The study revealed that influential Americans - 21 million consumers who are twice as likely to be sought out for their opinions and twice as likely to influence the purchasing decisions of others, according to RoperASW - consider magazines their "medium of choice" for information about products and services.
"This report confirms magazines' importance in the purchase process," said MPA executive vice president and chief marketing officer Ellen Oppenheim in a press release.
The report estimates that influentials made nearly 600 million recommendations during the past year, more than justifying RoperASW's description of them as "market multipliers." Additionally, influentials tend to be ahead of the curve when it comes to trends, according to the report: "When your advertising campaigns target influentials, you are reaching 'the early majority.' Influentials outpace the general public for acceptance to new ideas and technologies, and they are the first group to investigate new ways to purchase products and services."

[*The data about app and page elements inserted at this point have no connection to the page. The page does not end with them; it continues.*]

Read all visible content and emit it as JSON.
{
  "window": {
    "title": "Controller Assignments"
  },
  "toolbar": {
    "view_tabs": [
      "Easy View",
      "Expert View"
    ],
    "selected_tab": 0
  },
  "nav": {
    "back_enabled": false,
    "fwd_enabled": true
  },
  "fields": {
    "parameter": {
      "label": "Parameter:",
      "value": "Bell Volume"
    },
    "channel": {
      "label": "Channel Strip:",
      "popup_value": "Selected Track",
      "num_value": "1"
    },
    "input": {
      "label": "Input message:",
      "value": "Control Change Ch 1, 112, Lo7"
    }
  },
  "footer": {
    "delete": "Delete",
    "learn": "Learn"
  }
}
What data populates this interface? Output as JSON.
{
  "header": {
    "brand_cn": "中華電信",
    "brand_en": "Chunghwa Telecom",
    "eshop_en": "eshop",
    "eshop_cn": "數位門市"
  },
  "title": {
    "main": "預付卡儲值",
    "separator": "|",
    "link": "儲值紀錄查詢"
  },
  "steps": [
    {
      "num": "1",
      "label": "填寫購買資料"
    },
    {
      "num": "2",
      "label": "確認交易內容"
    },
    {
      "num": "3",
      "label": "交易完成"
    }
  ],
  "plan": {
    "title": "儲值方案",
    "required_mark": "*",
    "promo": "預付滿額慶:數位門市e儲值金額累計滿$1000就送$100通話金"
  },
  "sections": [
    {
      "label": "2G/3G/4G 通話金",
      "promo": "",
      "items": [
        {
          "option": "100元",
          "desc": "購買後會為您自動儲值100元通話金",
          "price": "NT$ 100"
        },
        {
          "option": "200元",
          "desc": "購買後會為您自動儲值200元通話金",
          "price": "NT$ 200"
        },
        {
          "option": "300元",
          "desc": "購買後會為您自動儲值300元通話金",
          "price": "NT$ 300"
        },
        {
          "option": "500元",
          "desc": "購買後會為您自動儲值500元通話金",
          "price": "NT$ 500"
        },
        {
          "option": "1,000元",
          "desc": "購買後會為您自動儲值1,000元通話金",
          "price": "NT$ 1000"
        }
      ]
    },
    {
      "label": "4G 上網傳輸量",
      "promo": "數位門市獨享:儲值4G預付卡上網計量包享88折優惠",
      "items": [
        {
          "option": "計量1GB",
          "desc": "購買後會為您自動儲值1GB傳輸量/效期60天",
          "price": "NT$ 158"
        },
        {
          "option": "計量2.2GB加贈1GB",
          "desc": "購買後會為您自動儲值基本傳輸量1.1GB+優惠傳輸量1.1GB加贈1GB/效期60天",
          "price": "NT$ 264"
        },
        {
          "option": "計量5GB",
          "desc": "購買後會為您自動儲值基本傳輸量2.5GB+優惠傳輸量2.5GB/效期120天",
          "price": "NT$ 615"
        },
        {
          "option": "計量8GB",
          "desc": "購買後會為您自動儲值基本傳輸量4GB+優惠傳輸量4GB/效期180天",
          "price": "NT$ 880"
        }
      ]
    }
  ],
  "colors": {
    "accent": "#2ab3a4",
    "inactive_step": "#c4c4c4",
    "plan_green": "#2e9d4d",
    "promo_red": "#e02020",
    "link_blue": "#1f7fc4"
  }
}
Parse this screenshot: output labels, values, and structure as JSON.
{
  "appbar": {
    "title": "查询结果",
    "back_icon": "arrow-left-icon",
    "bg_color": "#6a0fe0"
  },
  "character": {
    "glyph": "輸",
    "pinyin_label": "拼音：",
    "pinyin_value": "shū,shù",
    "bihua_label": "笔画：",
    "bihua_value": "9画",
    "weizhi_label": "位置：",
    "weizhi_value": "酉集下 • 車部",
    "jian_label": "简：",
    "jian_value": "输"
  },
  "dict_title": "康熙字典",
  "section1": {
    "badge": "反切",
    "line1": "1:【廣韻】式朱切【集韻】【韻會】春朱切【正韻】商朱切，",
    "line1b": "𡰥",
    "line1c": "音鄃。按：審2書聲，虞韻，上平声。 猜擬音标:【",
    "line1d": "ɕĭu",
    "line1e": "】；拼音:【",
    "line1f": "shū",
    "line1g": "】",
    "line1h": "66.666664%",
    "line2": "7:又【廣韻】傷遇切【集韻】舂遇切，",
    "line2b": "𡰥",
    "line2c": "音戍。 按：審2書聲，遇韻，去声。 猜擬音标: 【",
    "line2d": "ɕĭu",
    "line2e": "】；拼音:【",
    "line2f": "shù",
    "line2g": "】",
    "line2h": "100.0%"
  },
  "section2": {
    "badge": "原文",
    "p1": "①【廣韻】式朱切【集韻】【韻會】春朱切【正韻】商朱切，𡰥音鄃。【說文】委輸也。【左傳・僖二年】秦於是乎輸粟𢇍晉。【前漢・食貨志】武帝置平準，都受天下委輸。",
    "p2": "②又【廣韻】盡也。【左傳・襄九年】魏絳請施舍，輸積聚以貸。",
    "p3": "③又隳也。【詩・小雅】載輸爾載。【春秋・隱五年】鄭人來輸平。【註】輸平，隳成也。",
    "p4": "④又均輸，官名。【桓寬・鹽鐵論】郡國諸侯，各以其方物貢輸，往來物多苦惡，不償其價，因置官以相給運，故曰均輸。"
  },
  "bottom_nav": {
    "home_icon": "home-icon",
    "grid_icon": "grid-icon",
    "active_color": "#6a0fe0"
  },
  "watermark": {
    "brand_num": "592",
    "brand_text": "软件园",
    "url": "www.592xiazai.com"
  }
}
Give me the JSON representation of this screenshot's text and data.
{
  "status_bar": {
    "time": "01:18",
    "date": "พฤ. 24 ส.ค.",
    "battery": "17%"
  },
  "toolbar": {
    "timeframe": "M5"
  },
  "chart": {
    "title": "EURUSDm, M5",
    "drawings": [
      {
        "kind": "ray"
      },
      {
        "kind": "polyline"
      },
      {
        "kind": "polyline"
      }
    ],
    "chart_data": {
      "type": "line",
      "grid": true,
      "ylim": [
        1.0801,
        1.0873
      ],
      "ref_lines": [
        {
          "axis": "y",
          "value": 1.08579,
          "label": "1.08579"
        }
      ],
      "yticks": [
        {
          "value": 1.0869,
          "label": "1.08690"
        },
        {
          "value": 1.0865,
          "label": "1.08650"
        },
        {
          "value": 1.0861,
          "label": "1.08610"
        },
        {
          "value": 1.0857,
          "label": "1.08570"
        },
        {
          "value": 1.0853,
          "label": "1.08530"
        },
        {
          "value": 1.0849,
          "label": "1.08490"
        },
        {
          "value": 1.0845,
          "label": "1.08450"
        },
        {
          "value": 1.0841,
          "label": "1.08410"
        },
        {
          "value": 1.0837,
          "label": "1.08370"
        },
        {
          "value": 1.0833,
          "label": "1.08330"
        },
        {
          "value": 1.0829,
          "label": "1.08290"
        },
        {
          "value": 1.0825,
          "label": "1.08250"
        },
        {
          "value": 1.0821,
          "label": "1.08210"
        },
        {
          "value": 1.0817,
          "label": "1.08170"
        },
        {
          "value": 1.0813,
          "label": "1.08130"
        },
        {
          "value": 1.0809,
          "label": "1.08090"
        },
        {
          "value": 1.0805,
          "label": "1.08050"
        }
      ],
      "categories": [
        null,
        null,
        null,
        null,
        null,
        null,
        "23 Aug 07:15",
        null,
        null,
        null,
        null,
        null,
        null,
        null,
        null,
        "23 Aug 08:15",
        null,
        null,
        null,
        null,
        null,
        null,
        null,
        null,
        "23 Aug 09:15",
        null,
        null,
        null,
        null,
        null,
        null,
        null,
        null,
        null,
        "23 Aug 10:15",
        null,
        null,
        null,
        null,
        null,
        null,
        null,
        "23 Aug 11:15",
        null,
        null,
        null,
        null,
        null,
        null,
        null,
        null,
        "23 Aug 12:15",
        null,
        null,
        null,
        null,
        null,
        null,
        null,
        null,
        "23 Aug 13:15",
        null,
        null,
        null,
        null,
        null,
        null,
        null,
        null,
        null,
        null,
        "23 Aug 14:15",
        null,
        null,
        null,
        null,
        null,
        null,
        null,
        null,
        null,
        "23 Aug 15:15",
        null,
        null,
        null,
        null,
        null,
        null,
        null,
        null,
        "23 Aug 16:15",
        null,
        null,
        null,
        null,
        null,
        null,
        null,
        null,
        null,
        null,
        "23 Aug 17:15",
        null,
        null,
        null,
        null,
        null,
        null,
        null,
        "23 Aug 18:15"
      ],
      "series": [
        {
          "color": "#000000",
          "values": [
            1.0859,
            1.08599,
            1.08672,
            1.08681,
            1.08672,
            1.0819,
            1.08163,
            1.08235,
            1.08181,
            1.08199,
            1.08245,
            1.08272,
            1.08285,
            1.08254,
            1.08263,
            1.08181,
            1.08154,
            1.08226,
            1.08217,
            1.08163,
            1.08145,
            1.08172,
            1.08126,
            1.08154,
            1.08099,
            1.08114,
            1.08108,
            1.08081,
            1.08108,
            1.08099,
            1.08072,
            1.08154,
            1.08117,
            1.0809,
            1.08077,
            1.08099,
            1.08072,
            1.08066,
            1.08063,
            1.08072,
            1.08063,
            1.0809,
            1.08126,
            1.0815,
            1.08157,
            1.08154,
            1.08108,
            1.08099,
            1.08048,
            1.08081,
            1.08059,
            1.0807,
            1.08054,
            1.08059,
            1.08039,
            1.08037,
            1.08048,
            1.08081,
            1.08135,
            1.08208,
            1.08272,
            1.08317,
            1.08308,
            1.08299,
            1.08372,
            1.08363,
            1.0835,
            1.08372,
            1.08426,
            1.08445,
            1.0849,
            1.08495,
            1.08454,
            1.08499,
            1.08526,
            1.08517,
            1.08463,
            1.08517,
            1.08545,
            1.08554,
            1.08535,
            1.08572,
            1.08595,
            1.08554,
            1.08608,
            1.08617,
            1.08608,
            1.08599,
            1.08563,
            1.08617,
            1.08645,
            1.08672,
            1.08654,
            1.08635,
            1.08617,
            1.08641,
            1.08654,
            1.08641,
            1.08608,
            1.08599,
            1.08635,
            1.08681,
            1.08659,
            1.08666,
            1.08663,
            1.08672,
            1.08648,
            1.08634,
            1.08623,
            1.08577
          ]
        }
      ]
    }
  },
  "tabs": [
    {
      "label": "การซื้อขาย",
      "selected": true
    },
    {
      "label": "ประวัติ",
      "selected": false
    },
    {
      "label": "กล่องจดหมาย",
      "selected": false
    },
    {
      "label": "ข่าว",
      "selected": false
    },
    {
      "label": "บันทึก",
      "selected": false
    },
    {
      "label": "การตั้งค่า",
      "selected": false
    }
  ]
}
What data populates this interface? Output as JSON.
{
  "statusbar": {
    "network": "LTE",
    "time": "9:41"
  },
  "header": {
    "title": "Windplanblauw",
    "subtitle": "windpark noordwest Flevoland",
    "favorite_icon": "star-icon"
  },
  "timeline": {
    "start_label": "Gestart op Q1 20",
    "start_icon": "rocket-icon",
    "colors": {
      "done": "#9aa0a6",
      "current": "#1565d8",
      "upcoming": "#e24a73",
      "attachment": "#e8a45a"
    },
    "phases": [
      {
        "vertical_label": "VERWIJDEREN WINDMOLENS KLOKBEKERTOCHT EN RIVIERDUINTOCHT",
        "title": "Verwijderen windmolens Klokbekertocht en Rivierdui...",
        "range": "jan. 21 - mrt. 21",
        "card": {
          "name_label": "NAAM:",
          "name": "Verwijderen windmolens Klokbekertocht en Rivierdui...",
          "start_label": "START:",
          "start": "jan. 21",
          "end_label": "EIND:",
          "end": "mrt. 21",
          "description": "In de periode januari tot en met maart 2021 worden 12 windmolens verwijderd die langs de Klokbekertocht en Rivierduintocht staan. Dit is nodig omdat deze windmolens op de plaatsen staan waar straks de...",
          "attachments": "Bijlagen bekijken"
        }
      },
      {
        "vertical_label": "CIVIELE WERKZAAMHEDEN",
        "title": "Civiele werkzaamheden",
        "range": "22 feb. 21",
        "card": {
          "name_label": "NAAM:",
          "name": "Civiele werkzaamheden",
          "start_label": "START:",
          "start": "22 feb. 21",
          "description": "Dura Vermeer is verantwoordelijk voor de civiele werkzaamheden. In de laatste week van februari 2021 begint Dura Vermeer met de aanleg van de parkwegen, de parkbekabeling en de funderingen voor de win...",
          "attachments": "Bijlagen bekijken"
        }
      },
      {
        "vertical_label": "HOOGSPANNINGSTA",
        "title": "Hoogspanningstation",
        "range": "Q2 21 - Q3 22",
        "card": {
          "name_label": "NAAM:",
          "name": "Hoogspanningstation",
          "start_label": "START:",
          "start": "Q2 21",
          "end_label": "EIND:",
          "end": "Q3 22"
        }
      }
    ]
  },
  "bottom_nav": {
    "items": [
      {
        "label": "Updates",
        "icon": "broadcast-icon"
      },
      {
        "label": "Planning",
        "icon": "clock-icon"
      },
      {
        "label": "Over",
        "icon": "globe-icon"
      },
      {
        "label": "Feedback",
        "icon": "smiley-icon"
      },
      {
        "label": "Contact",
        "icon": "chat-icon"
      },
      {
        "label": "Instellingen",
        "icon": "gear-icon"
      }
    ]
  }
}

The study isn't without its blind spots - in keeping with MPA policy, specific magazines titles and categories aren't discussed - but overall it makes a persuasive case that magazines may be underutilized by advertisers seeking to get the maximum bang for their marketing buck.
To wit, the study reports that 65% of influentials consider magazines a primary source of news and information (no comparative figures are listed for other mediums). Seventy-seven percent of influentials read magazines two or three times a week, and 72% of them find magazine advertising "useful and informative."
Similarly, influentials consider magazines the medium that offers "the best ideas" about computers, new meals and dishes, places to visit, planning for retirement, ways to improve one's health and the merits of one car versus another.
Complete results can be viewed here.